Plan in Advance
Multitasking is only productive if you plan around it. If you keep dropping tasks and picking others up because ‘something urgent came up’ you will have a very unproductive day. Identify the tasks ahead of you and plan around them. Try and break these tasks into smaller components so that your multitasking takes care of each component.
Tasks that Require Thinking Shouldn’t be Multitasked
Thinking requires the complete use of your brain. Avoid switching in between tasks when a task that requires a lot of thinking is involved. Finish such tasks first then multitask simpler tasks. You will have better results and won’t need to go through over the task many times because you made mistakes.
Once you have a list of the tasks you wish to work on, you now need to segment them according to complexity, urgency and ease of switching between them. Remember to leave tasks that require thinking as stand-alones because they require more concentration.

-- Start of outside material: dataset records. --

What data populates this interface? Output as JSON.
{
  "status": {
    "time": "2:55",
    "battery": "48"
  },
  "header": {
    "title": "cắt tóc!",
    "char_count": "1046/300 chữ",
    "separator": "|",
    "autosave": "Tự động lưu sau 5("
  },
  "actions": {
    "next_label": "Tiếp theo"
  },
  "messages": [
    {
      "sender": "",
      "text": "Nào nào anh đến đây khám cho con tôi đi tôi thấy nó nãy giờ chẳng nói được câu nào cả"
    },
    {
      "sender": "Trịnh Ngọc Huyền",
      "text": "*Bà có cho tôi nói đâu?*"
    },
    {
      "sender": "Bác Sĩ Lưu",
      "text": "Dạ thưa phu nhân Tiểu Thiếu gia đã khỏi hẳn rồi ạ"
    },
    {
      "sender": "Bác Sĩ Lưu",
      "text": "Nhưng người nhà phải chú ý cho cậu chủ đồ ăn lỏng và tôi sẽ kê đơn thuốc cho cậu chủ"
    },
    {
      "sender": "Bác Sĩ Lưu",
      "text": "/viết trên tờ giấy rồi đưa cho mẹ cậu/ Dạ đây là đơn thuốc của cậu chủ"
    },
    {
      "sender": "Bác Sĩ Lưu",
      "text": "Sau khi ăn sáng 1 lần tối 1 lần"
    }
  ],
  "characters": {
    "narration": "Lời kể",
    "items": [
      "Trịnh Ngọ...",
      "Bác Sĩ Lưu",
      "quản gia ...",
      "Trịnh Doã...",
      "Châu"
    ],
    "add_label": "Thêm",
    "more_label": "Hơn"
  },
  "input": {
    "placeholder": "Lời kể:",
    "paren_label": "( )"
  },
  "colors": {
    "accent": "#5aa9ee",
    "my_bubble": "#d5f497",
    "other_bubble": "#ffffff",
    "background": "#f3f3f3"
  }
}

Sizable Segmentation of Tasks
Just because you can switch between tasks doesn’t mean that you do it every five minutes. The cognitive cost of switching between tasks every few minutes and trying to remember what you were doing is very costly. You will end up wasting a lot of time and doing very little. Segment your tasks into chunks of around 30 minutes each. This will ensure that you commit sufficient commitment to tasks and ultimately complete them effectively.
Shut Out Distractions
Imagine switching in between tasks and at the same time giving chunks of that time to distractions like emails, texts, social media and colleagues who stop by your desk. Switching in between tasks is already a distraction because you always need around 68 seconds to remember what you were doing. When you add distractions to this mix it becomes a cocktail recipe for wasting time. Avoid distractions and set aside time to do things like checking emails or engaging colleagues.
Coordinate Related Tasks
Multitasking is easier when you are seamlessly switching in between related tasks. It is also more productive. Picture this, you need to analyze some numbers, report on latest performance and then send the reports to stakeholders involved. Wouldn’t it be easier to analyze each component, create a report on it then highlight the communication aspect of it? That way, if there are 10 components to work on, you will be seamlessly switching between analysis, reporting and finally highlight important sections. This requires you to identify the individual components of each task as mentioned above.
Multitasking Made Simple
As mentioned, multitasking is a skill that gets better with time and practice. Now that you understand the basics and strategies to doing it right, you are better placed to identify when you are doing it right and when you need to take a step back and reorganize. What do you think?